To do: Would you please give the entries again word for word, with no images in your copy?

Records for the task:

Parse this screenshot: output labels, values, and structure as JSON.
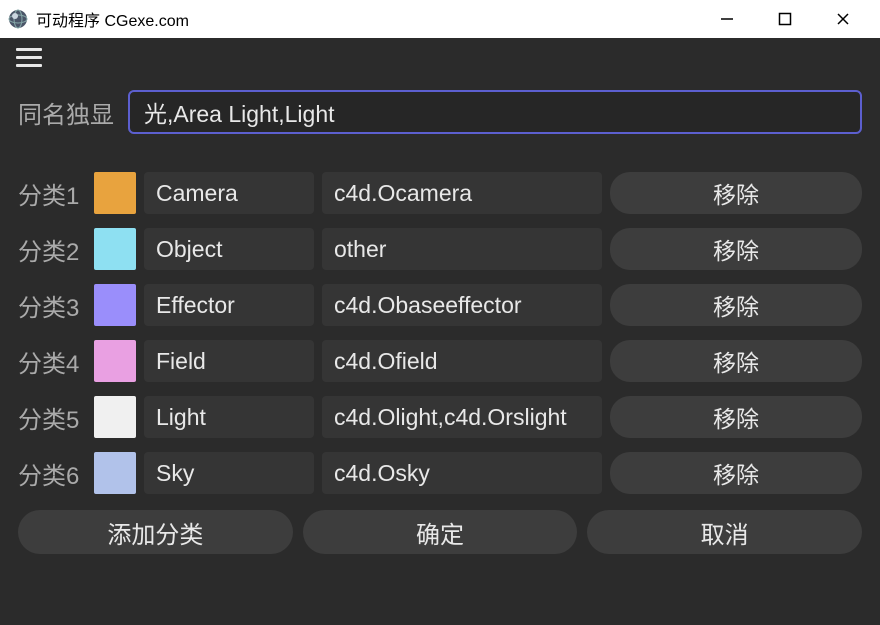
{
  "window": {
    "title": "可动程序 CGexe.com"
  },
  "labels": {
    "nameDisplay": "同名独显"
  },
  "nameValue": "光,Area Light,Light",
  "categories": [
    {
      "label": "分类1",
      "color": "#e8a33e",
      "name": "Camera",
      "type": "c4d.Ocamera",
      "remove": "移除"
    },
    {
      "label": "分类2",
      "color": "#8ee0f2",
      "name": "Object",
      "type": "other",
      "remove": "移除"
    },
    {
      "label": "分类3",
      "color": "#9a8efb",
      "name": "Effector",
      "type": "c4d.Obaseeffector",
      "remove": "移除"
    },
    {
      "label": "分类4",
      "color": "#e9a0e2",
      "name": "Field",
      "type": "c4d.Ofield",
      "remove": "移除"
    },
    {
      "label": "分类5",
      "color": "#f0f0f0",
      "name": "Light",
      "type": "c4d.Olight,c4d.Orslight",
      "remove": "移除"
    },
    {
      "label": "分类6",
      "color": "#b1c2ea",
      "name": "Sky",
      "type": "c4d.Osky",
      "remove": "移除"
    }
  ],
  "buttons": {
    "addCategory": "添加分类",
    "ok": "确定",
    "cancel": "取消"
  }
}
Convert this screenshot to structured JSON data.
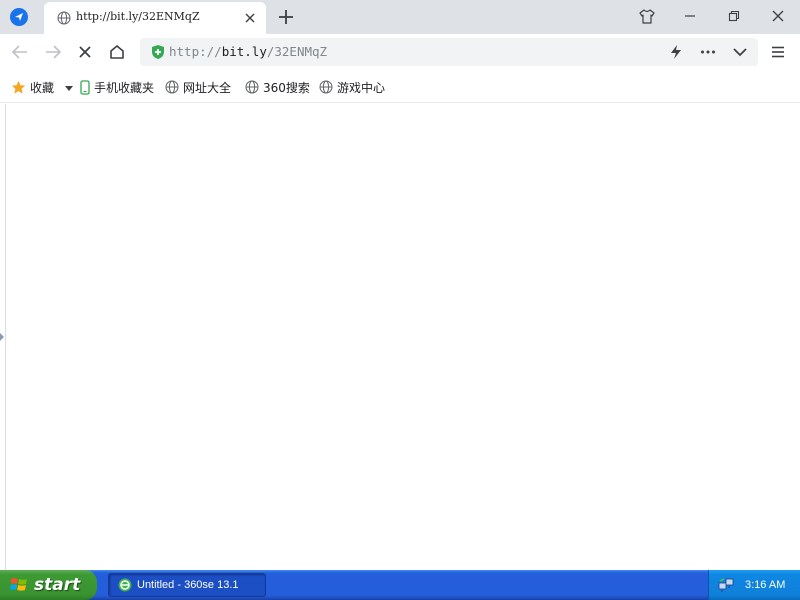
{
  "browser": {
    "tab": {
      "title": "http://bit.ly/32ENMqZ"
    },
    "address": {
      "scheme": "http://",
      "host": "bit.ly",
      "path": "/32ENMqZ"
    }
  },
  "bookmarks": [
    {
      "label": "收藏",
      "icon": "star-icon"
    },
    {
      "label": "手机收藏夹",
      "icon": "mobile-icon"
    },
    {
      "label": "网址大全",
      "icon": "globe-icon"
    },
    {
      "label": "360搜索",
      "icon": "globe-icon"
    },
    {
      "label": "游戏中心",
      "icon": "globe-icon"
    }
  ],
  "taskbar": {
    "start_label": "start",
    "task_item": "Untitled - 360se 13.1",
    "clock": "3:16 AM"
  },
  "colors": {
    "accent": "#1a73e8",
    "secure": "#34a853",
    "star": "#f5a623",
    "taskbar": "#245edb",
    "start": "#3c9a34"
  }
}
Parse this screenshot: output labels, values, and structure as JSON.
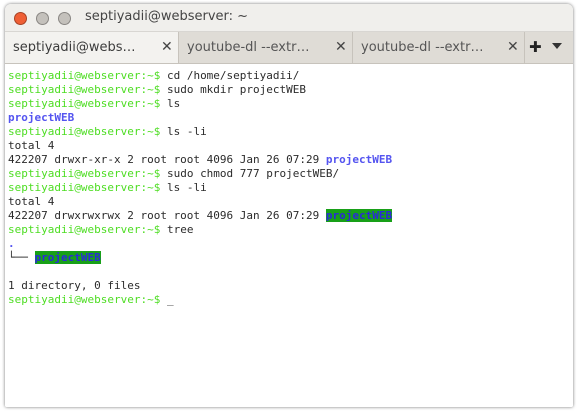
{
  "window": {
    "title": "septiyadii@webserver: ~"
  },
  "tabs": [
    {
      "label": "septiyadii@webs…",
      "active": true
    },
    {
      "label": "youtube-dl --extr…",
      "active": false
    },
    {
      "label": "youtube-dl --extr…",
      "active": false
    }
  ],
  "tab_close_glyph": "✕",
  "new_tab_glyph": "✚",
  "terminal": {
    "prompt": "septiyadii@webserver:~$",
    "lines": [
      {
        "prompt": "septiyadii@webserver:~$",
        "text": " cd /home/septiyadii/"
      },
      {
        "prompt": "septiyadii@webserver:~$",
        "text": " sudo mkdir projectWEB"
      },
      {
        "prompt": "septiyadii@webserver:~$",
        "text": " ls"
      },
      {
        "dir": "projectWEB"
      },
      {
        "prompt": "septiyadii@webserver:~$",
        "text": " ls -li"
      },
      {
        "text": "total 4"
      },
      {
        "text": "422207 drwxr-xr-x 2 root root 4096 Jan 26 07:29 ",
        "dir": "projectWEB"
      },
      {
        "prompt": "septiyadii@webserver:~$",
        "text": " sudo chmod 777 projectWEB/"
      },
      {
        "prompt": "septiyadii@webserver:~$",
        "text": " ls -li"
      },
      {
        "text": "total 4"
      },
      {
        "text": "422207 drwxrwxrwx 2 root root 4096 Jan 26 07:29 ",
        "dir_hl": "projectWEB"
      },
      {
        "prompt": "septiyadii@webserver:~$",
        "text": " tree"
      },
      {
        "dir": "."
      },
      {
        "text": "└── ",
        "dir_hl": "projectWEB"
      },
      {
        "text": ""
      },
      {
        "text": "1 directory, 0 files"
      },
      {
        "prompt": "septiyadii@webserver:~$",
        "text": " ",
        "cursor": "_"
      }
    ]
  },
  "colors": {
    "prompt": "#4ddd22",
    "directory": "#5454f0",
    "highlight_bg": "#18a018",
    "close_button": "#ef5f35"
  }
}
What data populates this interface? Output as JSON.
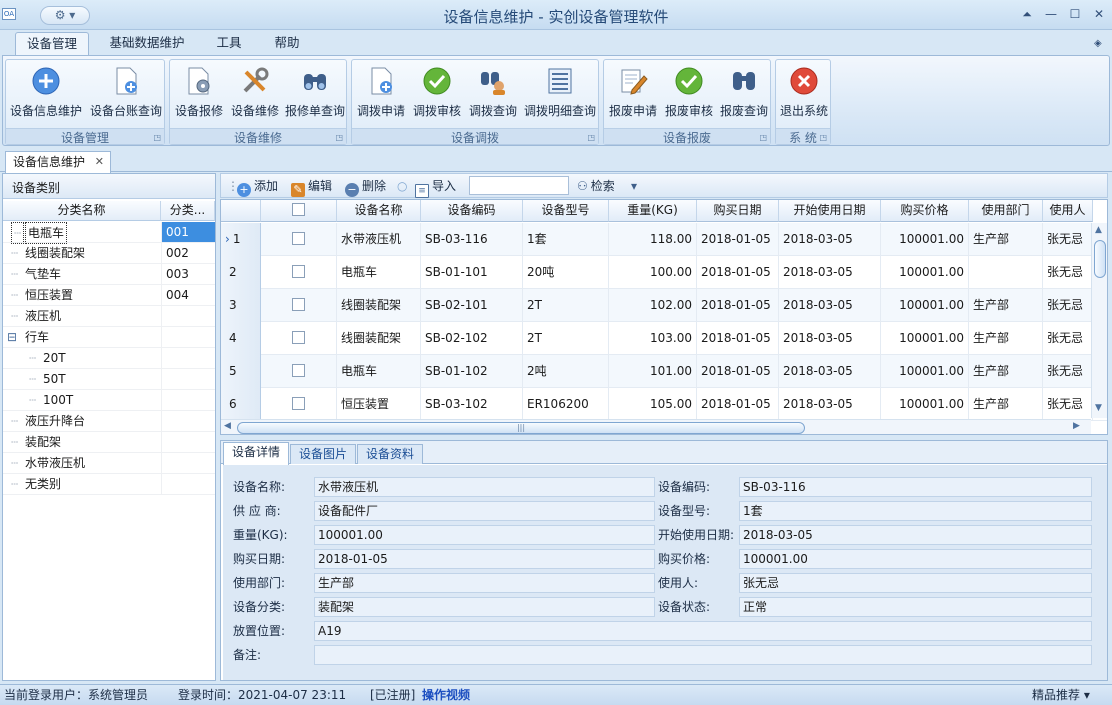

Finished task:
Parse this screenshot: output labels, values, and structure as JSON.
{
  "window": {
    "title": "可动程序 CGexe.com"
  },
  "labels": {
    "nameDisplay": "同名独显"
  },
  "nameValue": "光,Area Light,Light",
  "categories": [
    {
      "label": "分类1",
      "color": "#e8a33e",
      "name": "Camera",
      "type": "c4d.Ocamera",
      "remove": "移除"
    },
    {
      "label": "分类2",
      "color": "#8ee0f2",
      "name": "Object",
      "type": "other",
      "remove": "移除"
    },
    {
      "label": "分类3",
      "color": "#9a8efb",
      "name": "Effector",
      "type": "c4d.Obaseeffector",
      "remove": "移除"
    },
    {
      "label": "分类4",
      "color": "#e9a0e2",
      "name": "Field",
      "type": "c4d.Ofield",
      "remove": "移除"
    },
    {
      "label": "分类5",
      "color": "#f0f0f0",
      "name": "Light",
      "type": "c4d.Olight,c4d.Orslight",
      "remove": "移除"
    },
    {
      "label": "分类6",
      "color": "#b1c2ea",
      "name": "Sky",
      "type": "c4d.Osky",
      "remove": "移除"
    }
  ],
  "buttons": {
    "addCategory": "添加分类",
    "ok": "确定",
    "cancel": "取消"
  }
}
Convert this screenshot to structured JSON data.
{
  "browser": {
    "tab": {
      "title": "http://bit.ly/32ENMqZ"
    },
    "address": {
      "scheme": "http://",
      "host": "bit.ly",
      "path": "/32ENMqZ"
    }
  },
  "bookmarks": [
    {
      "label": "收藏",
      "icon": "star-icon"
    },
    {
      "label": "手机收藏夹",
      "icon": "mobile-icon"
    },
    {
      "label": "网址大全",
      "icon": "globe-icon"
    },
    {
      "label": "360搜索",
      "icon": "globe-icon"
    },
    {
      "label": "游戏中心",
      "icon": "globe-icon"
    }
  ],
  "taskbar": {
    "start_label": "start",
    "task_item": "Untitled - 360se 13.1",
    "clock": "3:16 AM"
  },
  "colors": {
    "accent": "#1a73e8",
    "secure": "#34a853",
    "star": "#f5a623",
    "taskbar": "#245edb",
    "start": "#3c9a34"
  }
}
Parse this screenshot: output labels, values, and structure as JSON.
{
  "window": {
    "title": "septiyadii@webserver: ~"
  },
  "tabs": [
    {
      "label": "septiyadii@webs…",
      "active": true
    },
    {
      "label": "youtube-dl --extr…",
      "active": false
    },
    {
      "label": "youtube-dl --extr…",
      "active": false
    }
  ],
  "tab_close_glyph": "✕",
  "new_tab_glyph": "✚",
  "terminal": {
    "prompt": "septiyadii@webserver:~$",
    "lines": [
      {
        "prompt": "septiyadii@webserver:~$",
        "text": " cd /home/septiyadii/"
      },
      {
        "prompt": "septiyadii@webserver:~$",
        "text": " sudo mkdir projectWEB"
      },
      {
        "prompt": "septiyadii@webserver:~$",
        "text": " ls"
      },
      {
        "dir": "projectWEB"
      },
      {
        "prompt": "septiyadii@webserver:~$",
        "text": " ls -li"
      },
      {
        "text": "total 4"
      },
      {
        "text": "422207 drwxr-xr-x 2 root root 4096 Jan 26 07:29 ",
        "dir": "projectWEB"
      },
      {
        "prompt": "septiyadii@webserver:~$",
        "text": " sudo chmod 777 projectWEB/"
      },
      {
        "prompt": "septiyadii@webserver:~$",
        "text": " ls -li"
      },
      {
        "text": "total 4"
      },
      {
        "text": "422207 drwxrwxrwx 2 root root 4096 Jan 26 07:29 ",
        "dir_hl": "projectWEB"
      },
      {
        "prompt": "septiyadii@webserver:~$",
        "text": " tree"
      },
      {
        "dir": "."
      },
      {
        "text": "└── ",
        "dir_hl": "projectWEB"
      },
      {
        "text": ""
      },
      {
        "text": "1 directory, 0 files"
      },
      {
        "prompt": "septiyadii@webserver:~$",
        "text": " ",
        "cursor": "_"
      }
    ]
  },
  "colors": {
    "prompt": "#4ddd22",
    "directory": "#5454f0",
    "highlight_bg": "#18a018",
    "close_button": "#ef5f35"
  }
}
What data populates this interface? Output as JSON.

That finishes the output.